The optical characterisation of tissue samples (in conjunction with Professor Simon Herrington, School of Medicine)
Brown, Dr Tom - ctab@st-andrews.ac.uk

The use of tissue samples underpins much working medical diagnosis. For example patients regularly undergo tests where tissue samples are taken and subsequently examined by a pathologist. In this project we seek to show that advanced techniques such as Raman spectroscopy may be used to provide additional support to the pathologist in making accurate diagnosis by examining the underlying biochemistry of the sample. A project in this area will involve working closely with our researchers in Raman spectroscopy as well as with clinical staff from the School of Medicine. Students will build and run advanced spectroscopy system and play an active role in the statistical analysis of their results.
Waveguide lasers
Brown, Dr Tom - ctab@st-andrews.ac.uk
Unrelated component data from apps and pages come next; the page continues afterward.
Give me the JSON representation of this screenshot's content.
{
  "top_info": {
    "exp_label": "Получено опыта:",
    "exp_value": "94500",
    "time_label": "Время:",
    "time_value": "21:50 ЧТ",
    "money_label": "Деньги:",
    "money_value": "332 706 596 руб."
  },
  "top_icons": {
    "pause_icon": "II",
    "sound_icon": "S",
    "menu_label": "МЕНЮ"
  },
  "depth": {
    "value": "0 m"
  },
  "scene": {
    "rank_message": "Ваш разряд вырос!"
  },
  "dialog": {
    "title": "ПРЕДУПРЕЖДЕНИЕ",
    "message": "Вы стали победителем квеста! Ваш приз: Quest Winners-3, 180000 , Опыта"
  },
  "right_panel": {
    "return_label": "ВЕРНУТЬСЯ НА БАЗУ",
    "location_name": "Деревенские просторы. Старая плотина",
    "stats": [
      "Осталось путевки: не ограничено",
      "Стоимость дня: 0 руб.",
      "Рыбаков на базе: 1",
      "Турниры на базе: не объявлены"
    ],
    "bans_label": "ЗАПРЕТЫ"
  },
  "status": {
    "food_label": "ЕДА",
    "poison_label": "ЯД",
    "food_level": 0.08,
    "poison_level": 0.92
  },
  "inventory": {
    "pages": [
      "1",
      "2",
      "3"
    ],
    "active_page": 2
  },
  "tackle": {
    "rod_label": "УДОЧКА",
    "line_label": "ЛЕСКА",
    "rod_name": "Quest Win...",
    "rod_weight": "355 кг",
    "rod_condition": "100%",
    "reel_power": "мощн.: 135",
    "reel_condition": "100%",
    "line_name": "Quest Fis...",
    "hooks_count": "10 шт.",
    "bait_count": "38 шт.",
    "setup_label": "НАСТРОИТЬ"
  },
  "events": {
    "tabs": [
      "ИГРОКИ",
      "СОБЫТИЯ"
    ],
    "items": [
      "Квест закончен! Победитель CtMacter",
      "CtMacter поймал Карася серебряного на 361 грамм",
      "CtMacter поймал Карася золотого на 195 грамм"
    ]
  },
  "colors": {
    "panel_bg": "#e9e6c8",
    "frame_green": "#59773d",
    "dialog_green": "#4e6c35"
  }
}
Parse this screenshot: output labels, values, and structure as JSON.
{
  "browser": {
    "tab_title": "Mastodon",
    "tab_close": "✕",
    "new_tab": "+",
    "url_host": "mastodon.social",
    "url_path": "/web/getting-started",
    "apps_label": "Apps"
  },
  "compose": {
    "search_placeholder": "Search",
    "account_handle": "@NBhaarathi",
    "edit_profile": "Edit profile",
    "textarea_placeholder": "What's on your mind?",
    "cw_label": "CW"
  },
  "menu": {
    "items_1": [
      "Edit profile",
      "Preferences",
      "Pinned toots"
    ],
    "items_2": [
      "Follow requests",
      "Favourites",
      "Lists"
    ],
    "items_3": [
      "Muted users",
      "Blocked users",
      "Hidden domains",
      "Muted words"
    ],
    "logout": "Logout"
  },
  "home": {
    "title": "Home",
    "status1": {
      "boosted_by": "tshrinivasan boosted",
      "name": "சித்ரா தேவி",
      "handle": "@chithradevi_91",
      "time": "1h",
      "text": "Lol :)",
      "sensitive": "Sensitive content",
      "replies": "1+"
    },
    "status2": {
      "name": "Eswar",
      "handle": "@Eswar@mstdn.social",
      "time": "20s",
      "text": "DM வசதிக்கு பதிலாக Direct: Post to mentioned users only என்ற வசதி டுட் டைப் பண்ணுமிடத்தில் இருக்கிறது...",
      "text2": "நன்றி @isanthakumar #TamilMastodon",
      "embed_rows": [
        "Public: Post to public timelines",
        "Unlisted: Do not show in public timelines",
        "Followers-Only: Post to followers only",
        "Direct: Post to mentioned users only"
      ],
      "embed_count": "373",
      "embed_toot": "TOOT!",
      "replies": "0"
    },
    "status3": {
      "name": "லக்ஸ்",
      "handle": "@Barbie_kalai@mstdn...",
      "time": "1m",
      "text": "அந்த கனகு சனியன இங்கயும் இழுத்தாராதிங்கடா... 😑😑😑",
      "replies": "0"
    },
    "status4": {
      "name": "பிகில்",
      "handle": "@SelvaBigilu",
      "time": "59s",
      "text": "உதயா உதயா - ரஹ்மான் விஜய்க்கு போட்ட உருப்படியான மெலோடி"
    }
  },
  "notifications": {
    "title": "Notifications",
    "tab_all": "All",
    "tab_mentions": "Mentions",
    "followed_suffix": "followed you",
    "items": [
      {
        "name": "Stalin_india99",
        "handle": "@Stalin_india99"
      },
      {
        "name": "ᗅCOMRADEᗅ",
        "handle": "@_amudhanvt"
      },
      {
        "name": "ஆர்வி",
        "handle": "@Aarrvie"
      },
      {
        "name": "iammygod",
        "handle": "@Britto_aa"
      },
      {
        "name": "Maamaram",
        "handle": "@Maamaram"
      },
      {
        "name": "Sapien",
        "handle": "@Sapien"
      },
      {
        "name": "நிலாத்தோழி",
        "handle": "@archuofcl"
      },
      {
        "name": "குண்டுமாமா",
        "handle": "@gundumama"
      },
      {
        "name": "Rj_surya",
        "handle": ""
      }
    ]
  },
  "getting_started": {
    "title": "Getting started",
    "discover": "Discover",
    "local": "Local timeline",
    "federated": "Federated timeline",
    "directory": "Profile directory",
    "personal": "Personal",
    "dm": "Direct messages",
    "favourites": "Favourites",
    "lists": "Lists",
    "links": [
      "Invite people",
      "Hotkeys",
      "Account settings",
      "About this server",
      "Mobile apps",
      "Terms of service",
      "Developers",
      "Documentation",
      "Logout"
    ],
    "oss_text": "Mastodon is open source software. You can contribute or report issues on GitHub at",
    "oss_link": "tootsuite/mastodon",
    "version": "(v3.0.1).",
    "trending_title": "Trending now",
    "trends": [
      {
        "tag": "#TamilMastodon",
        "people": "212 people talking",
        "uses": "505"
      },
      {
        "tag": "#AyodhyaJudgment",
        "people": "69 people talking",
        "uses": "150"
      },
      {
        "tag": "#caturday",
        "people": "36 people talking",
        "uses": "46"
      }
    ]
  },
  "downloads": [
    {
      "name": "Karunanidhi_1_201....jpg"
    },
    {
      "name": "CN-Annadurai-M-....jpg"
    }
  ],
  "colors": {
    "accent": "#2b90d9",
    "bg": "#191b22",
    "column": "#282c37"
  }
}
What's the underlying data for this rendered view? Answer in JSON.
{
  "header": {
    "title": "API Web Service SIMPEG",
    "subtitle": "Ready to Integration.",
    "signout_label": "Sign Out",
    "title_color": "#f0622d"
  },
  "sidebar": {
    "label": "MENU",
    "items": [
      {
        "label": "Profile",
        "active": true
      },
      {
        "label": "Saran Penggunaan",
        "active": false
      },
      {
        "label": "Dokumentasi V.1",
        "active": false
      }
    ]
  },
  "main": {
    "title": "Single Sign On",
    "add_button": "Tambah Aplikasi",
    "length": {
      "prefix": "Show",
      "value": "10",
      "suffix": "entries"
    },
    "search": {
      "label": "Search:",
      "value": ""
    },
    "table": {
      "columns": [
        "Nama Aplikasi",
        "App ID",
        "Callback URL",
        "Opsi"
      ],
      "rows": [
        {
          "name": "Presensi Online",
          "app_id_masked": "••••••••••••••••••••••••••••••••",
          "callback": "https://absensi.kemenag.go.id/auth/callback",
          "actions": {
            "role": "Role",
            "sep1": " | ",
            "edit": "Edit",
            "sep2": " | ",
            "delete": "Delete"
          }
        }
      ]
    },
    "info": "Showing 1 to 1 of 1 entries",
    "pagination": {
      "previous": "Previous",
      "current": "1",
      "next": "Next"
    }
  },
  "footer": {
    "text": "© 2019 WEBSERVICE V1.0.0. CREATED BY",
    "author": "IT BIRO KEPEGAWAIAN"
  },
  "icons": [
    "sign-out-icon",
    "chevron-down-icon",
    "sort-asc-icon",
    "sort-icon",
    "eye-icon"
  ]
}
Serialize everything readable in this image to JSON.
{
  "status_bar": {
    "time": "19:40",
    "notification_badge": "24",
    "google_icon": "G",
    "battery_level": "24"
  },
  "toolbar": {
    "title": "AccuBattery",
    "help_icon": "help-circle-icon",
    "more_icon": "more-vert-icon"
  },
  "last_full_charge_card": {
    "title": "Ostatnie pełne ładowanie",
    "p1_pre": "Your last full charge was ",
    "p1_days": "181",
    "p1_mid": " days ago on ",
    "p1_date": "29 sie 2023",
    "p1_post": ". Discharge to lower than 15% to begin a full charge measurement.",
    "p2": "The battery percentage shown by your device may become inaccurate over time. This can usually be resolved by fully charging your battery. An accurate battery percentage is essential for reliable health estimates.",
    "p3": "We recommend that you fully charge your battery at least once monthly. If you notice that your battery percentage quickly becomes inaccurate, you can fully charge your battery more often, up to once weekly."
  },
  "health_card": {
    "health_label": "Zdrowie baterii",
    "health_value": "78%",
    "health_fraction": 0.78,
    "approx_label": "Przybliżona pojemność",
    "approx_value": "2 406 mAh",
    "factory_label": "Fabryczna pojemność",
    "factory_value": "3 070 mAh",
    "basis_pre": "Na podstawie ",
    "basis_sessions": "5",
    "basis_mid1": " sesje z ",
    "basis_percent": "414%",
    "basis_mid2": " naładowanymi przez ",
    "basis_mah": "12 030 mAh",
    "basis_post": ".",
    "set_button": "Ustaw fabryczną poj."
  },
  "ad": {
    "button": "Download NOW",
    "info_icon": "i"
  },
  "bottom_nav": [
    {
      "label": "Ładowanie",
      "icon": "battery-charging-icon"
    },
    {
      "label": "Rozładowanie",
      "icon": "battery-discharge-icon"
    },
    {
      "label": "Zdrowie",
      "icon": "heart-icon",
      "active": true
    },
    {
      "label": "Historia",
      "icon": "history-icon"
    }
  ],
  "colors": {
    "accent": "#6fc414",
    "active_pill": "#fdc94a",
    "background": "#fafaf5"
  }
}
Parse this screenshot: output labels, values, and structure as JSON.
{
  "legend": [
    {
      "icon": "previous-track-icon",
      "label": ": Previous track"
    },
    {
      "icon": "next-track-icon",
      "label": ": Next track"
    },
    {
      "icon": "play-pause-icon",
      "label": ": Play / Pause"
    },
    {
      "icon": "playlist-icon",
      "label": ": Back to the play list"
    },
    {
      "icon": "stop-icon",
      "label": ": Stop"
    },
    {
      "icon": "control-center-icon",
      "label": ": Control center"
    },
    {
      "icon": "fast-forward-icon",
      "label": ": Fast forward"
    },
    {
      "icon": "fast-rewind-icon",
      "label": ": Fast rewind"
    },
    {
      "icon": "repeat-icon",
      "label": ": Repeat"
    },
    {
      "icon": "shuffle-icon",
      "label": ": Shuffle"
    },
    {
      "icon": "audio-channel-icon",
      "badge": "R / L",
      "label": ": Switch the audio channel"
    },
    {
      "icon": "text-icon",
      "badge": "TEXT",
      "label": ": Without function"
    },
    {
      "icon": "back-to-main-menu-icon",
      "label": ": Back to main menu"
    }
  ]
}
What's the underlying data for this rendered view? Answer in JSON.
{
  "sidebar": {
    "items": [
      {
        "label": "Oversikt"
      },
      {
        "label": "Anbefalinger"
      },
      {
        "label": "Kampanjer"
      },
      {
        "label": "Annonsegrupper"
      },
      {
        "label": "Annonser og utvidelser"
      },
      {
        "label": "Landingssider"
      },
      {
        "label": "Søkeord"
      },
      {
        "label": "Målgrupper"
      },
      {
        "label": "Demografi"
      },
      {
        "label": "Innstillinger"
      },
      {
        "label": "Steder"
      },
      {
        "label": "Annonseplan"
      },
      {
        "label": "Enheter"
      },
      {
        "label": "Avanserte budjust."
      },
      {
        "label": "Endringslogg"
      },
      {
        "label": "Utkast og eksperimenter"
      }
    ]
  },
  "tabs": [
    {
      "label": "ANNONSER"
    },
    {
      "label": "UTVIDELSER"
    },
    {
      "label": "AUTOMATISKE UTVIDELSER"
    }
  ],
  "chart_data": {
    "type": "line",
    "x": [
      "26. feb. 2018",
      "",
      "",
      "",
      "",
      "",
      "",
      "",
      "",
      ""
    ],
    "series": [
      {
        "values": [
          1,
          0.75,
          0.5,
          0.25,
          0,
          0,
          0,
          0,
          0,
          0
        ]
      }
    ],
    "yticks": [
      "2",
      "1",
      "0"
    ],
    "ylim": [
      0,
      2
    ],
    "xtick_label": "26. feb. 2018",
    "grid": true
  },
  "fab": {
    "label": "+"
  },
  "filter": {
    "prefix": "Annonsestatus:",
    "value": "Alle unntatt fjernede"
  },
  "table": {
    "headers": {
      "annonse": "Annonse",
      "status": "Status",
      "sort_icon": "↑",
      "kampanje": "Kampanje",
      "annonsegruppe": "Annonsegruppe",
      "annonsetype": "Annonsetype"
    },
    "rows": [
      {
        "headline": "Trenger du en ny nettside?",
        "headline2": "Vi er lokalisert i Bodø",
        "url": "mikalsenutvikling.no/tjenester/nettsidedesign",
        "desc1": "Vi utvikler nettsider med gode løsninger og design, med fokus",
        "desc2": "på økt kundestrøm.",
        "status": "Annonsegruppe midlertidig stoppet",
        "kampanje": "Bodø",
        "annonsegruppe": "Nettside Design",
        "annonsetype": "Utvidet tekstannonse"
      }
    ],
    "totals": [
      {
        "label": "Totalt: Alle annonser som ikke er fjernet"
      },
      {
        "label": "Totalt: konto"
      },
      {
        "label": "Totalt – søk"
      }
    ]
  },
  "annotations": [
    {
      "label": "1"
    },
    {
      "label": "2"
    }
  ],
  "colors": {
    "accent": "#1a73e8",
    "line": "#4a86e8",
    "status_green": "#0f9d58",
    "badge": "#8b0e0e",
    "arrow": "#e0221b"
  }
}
Most solid-state lasers require bulky and complex cavities. In this project we will explore how, by using optical confinement within a gain medium laser performance can be greatly enhanced. In it’s simplest form this comprises a one-dimensional confinement, however we also wish to explore the operation of channel waveguide devices based on either micro-machined or femtosecond direct written structures. Ultimately with mirrors attached directly to the endfaces of such devices, fully monolithic cavities can be produced. The geometry of such devices also permits intriguing opportunities for innovative pumping designs ultimately allowing the generation of high power output. Our vision is to incorporate technologies that permit the generation of ultrashort pulses for these devices and show, with the help of our collaborators, a wide range of applications for these lasers.